§ **The data**
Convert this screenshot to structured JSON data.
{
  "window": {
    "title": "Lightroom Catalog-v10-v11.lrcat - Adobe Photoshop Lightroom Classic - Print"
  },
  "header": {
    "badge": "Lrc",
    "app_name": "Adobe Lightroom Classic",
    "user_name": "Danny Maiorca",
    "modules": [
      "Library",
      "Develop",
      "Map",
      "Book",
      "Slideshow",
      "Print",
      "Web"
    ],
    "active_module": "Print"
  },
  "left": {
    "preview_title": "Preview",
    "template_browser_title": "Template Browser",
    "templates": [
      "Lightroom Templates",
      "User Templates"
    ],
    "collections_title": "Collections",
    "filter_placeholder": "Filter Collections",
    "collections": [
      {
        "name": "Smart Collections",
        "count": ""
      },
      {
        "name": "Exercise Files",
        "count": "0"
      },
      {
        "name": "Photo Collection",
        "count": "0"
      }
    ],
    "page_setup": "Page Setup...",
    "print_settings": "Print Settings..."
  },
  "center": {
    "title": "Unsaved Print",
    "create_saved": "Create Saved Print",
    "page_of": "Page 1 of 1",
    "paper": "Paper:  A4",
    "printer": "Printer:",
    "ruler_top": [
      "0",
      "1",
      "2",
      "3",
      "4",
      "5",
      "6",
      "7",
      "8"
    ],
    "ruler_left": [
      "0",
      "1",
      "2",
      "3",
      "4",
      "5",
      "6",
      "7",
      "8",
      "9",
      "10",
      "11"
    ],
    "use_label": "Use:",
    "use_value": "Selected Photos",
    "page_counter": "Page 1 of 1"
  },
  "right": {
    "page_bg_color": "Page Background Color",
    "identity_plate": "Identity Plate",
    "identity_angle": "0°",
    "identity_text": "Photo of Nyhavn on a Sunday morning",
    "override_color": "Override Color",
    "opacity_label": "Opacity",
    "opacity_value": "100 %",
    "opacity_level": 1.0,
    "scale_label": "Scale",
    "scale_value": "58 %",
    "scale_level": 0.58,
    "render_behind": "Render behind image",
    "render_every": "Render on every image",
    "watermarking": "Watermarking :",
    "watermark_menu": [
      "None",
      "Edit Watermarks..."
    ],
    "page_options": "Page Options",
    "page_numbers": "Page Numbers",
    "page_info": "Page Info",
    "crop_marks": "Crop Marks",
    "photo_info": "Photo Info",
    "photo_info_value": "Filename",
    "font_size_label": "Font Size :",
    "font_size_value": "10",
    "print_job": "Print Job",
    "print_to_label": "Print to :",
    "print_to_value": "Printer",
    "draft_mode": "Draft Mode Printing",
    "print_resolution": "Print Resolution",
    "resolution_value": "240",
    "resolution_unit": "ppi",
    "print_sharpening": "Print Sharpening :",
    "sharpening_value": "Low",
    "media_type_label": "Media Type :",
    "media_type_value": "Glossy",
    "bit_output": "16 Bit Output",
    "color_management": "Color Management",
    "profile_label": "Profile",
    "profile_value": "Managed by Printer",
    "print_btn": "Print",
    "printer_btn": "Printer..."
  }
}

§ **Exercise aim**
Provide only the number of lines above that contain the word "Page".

§ **Solution to the problem**
7